$\begingroup$

While i was solving a problem in probability theory I came across the following series $$\sum_{n=1}^{\infty} \biggl(1-\biggl(1-\frac{1}{n^{1+\epsilon}}\biggr)^n\biggr)$$

and in order to complete my solution I want to show the above series converges but I couldn't prove it (I still dont know if it converges).

I tried to go with Taylor expansion of $x \mapsto \ln(1-x^{1+\epsilon})$ but I couldn't get anything interesting.

Then I showed that $1-\bigl(1-\frac{1}{n^{1+\epsilon}}\bigr)^n \leq \frac{1}{n^\epsilon}$ but this doesn't help either.

Let me know if you have any idea!

$\endgroup$
3
$\begingroup$

We have that

$$\biggl(1-\frac{1}{n^{1+\epsilon}}\biggr)^n=e^{n\log\biggl(1-\frac{1}{n^{1+\epsilon}}\biggr)}=e^{-\frac{1}{n^{\epsilon}}+o\left(\frac{1}{n^{\epsilon}}\right)}=1-\frac{1}{n^{\epsilon}}+o\left(\frac{1}{n^{\epsilon}}\right)$$

thus

$$\biggl(1-\biggl(1-\frac{1}{n^{1+\epsilon}}\biggr)^n\biggr)=\frac{1}{n^{\epsilon}}+o\left(\frac{1}{n^{\epsilon}}\right)$$

which converges for $\epsilon >1$.

$\endgroup$
1
$\begingroup$

You can get explicit constants rather than big or little oh like this:

If $0 < x < 1$, $-\ln(1-x) =\sum_{k=1}^{\infty} \dfrac{x^k}{k} \gt x$ and,

$\begin{array}\\ -\ln(1-x) &=\sum_{k=1}^{\infty} \dfrac{x^k}{k}\\ &=x+\sum_{k=2}^{\infty} \dfrac{x^k}{k}\\ &\lt x+\sum_{k=2}^{\infty} \dfrac{x^k}{2}\\ &\lt x+\dfrac{x^2}{2(1-x)}\\ \end{array} $

Therefore, if $0 < x < \frac12$, $-\ln(1-x) \lt x+x^2 $ so $-x-x^2 \lt\ln(1-x) \lt -x $.

Similarly, if $0 < x < 1$, $\exp(x) =\sum_{k=0}^{\infty} \dfrac{x^k}{k!} \gt 1+x$ and $\exp(x) \lt\sum_{k=0}^{\infty} x^k =\dfrac1{1-x} $.

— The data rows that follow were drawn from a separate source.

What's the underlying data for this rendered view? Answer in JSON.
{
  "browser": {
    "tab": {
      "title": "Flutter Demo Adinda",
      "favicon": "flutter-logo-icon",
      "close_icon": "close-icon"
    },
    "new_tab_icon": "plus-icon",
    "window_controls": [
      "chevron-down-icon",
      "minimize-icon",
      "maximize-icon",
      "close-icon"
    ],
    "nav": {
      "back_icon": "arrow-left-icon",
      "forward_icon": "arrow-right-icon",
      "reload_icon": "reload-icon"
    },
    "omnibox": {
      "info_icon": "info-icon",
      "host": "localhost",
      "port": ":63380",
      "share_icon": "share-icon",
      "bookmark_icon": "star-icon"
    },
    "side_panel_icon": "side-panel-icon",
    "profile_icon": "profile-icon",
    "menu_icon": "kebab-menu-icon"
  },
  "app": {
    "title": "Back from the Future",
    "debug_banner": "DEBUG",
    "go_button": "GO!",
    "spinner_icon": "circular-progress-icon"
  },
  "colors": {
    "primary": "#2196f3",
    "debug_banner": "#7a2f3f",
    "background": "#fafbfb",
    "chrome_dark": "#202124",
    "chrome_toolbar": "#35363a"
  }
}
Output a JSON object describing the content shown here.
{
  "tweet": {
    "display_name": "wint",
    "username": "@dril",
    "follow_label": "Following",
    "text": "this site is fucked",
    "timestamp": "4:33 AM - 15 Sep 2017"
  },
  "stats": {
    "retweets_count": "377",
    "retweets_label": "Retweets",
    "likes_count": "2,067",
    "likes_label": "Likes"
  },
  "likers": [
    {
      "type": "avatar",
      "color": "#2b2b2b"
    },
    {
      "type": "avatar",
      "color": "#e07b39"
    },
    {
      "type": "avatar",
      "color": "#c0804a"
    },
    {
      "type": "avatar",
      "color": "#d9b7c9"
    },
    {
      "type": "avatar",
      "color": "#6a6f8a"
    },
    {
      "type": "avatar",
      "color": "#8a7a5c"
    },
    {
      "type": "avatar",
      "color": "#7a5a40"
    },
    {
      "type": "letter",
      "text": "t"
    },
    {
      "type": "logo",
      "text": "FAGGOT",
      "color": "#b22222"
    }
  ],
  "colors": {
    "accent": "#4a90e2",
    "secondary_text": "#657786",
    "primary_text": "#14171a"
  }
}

Therefore, for $0 < x < 1$, $1-x \lt \exp(-x) \lt \dfrac1{1+x}$.

Therefore, if $n^{-c} < 1$, then

$\begin{array}\\ (1-\frac1{n^{1+c}})^n &=\exp(n\ln(1-\frac1{n^{1+c}}))\\ &\lt\exp(n(-\frac1{n^{1+c}}))\\ &=\exp(-n^{-c})\\ &\lt \dfrac1{1+n^{-c}}\\ \end{array} $

so

$\begin{array}\\ 1-(1-\frac1{n^{1+c}})^n &\gt 1-\dfrac1{1+n^{-c}}\\ &=\dfrac{n^{-c}}{1+n^{-c}}\\ &=\frac12 n^{-c}\\ \end{array} $

so the sum diverges if $c \le 1$.

If $c > 1$ then

$\begin{array}\\ (1-\frac1{n^{1+c}})^n &=\exp(n\ln(1-\frac1{n^{1+c}}))\\ &\gt\exp(n(-\frac1{n^{1+c}}-\frac1{n^{2+2c}}))\\ &=\exp(-n^{-c}-n^{-1-2c})\\ &\gt 1-(n^{-c}+n^{-1-2c})\\ \end{array} $

so

$\begin{array}\\ 1-(1-\frac1{n^{1+c}})^n &\lt 1-(1-(n^{-c}+n^{-1-2c}))\\ &= n^{-c}+n^{-1-2c}\\ &\lt n^{-c}+n^{-3}\\ \end{array} $

and the sum converges.

$\endgroup$
0
$\begingroup$

For large $n$, this term is approximately $n^{-\epsilon}$. The convergence condition is $\epsilon>1$.

$\endgroup$

Your Answer

By clicking “Post Your Answer”, you agree to our terms of service, privacy policy and cookie policy

Not the answer you're looking for? Browse other questions tagged or ask your own question.